4. Having ruled that these citizens and taxpayers had the right to institute this action, that the act of 1943 (Ga. L. 1943, p. 1239) was not repealed, nor in violation of certain constitutional provisions, it now becomes necessary for us to determine whether, under this act and certain ordinances of the city, the allegations in the petition as to the awarding of the pension of $4000 per annum to J. B. Kennedy set forth a cause of action for injunctive relief.

The petition alleged that the ordinance of April 30, 1946, increased the salary of John B. Kennedy to $8000 and was not a valid ordinance upon which a pension of $4000, or one-half of the salary, could be allowed paid from the funds of the city, for the reason that he was by resolution placed upon the pension rolls on the same day that the ordinance raised his salary to $8000; and that such ordinance was then ineffective and inoperative under a provision of the city code requiring all ordinances to be advertised before taking effect, the section invoked being: "Sec. 766. Every ordinance shall be published three times, as soon as possible after its adoption; and no ordinance shall take effect until one day after the last of said three publications, unless council shall specifically provide in the ordinance a different time for it to take effect. The clerk of council shall certify on the original ordinance the fact and date of such three publications." A certified copy of this ordinance, contained in the petition, shows that it was published May 2, 3, and 4. Under these allegations, the petitioners were entitled to injunctive relief, and the trial court erred in sustaining a general demurrer to the petition. 37 Am. Jur. 763, § 151; 43 C. J. 543, § 843.

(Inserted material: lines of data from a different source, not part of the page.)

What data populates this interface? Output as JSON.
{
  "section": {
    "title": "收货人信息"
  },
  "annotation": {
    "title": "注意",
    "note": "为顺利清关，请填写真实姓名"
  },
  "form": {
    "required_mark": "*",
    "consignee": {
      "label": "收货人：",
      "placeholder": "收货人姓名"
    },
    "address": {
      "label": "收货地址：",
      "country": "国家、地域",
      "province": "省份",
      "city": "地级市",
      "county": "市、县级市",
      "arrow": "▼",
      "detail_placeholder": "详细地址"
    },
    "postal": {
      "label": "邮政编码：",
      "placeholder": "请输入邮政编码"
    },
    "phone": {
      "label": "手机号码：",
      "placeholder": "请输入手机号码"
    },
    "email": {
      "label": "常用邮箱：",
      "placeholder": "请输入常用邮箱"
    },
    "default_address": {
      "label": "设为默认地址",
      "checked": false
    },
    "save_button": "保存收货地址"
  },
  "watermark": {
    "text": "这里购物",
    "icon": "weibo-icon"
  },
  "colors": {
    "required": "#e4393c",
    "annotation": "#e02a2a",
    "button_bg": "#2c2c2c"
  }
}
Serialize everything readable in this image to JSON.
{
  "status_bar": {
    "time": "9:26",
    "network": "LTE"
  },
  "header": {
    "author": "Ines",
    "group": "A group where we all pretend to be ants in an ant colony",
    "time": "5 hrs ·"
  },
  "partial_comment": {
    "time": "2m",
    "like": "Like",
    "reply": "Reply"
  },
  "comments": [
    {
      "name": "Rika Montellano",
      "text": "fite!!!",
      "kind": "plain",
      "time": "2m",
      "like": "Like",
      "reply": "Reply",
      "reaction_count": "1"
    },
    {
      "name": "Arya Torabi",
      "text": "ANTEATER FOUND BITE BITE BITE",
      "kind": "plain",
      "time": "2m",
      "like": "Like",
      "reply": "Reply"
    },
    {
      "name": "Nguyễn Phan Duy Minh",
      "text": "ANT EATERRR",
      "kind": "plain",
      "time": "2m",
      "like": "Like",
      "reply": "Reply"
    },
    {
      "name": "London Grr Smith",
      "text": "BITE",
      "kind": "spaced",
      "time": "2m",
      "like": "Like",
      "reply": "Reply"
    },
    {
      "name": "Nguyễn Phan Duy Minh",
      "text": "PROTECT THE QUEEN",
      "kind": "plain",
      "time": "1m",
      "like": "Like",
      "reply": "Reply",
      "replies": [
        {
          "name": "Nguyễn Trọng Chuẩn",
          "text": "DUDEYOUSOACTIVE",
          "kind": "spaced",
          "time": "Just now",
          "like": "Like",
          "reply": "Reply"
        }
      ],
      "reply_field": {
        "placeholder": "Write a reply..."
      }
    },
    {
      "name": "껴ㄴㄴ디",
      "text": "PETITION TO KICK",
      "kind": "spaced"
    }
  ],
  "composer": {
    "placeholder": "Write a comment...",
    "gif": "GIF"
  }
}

The attorneys for the defendants in error insist that the placing of John B. Kennedy on the pension rolls on a pension of $4000 was legal and valid, because the amount of the pension was predicated upon an ordinance fixing his salary at $8000, which had been adopted on April 17, 1946, and advertised April 19, 20, and 21, 1946. Such question is not before this court for determination. The petition alleges that the action taken was under the ordinance of April 30, nowhere making reference to an ordinance of April 17; and the petition being construed as against a general demurrer, the facts therein alleged must be admitted.

Judgment reversed. All the Justices concur.